I believe art history has a very short history in Greece, one that did not yet allow for establishment, self-reflection and deconstruction. The time is ripe, however, to see new researchers move away from the established norms, pursuit a career outside the Greek academic system and address an international audience.
The recent shift in the way we examine our subjects and the fact that more than ever before texts by Greek art historians are being published in international fora, are all good signs. Modern and contemporary Greek art can be of interest to broader audiences, too, depending on our viewpoint. The choices are exclusively ours. Exhibition and institutional history can be fruitful starting points to examine art production in Greece and contribute to the broader field of Modern Greek Studies.
Amsterdam and Thessaloniki, August 2020
Areti Adamopoulou is Professor of Art History at the University of Ioannina, Greece. She has authored two books in Greek (Post-war Greek Art. Visual Interventions in Space, University Studio Press, 2000, and Art and Cold War Diplomacy. International Art Exhibitions in Athens, 1950-1967, University Studio Press, 2019) and edited three volumes. Her research interests focus on contemporary art, national identity and art, art history’s history and history of art exhibitions.

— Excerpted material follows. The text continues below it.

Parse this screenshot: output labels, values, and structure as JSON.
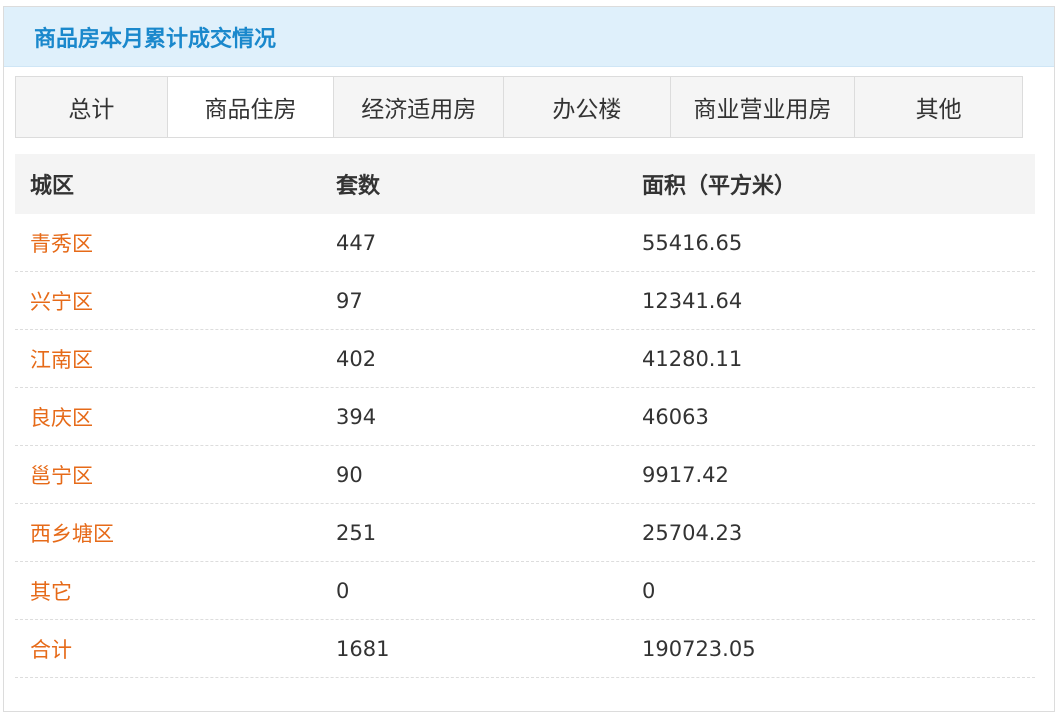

Eva Fotiadi is a historian and theorist of contemporary art and design. Her expertise lies in collaborative and hybrid artistic practices, site-specific projects and relations between art, design and the public. She is the author of The Game of Participation in Art and the Public Sphere (Maastricht, 2011) and numerous articles. She has been a research fellow at Free University Berlin (DRS, Marie Curie) and Princeton University. She is a lecturer at St Joost School of Art & Design, where she also coordinates the international exchange program Speculating The Future. Together with Prof. Maria Boletsi she coordinates the research group Crisis, Critique and Futurity at the University of Amsterdam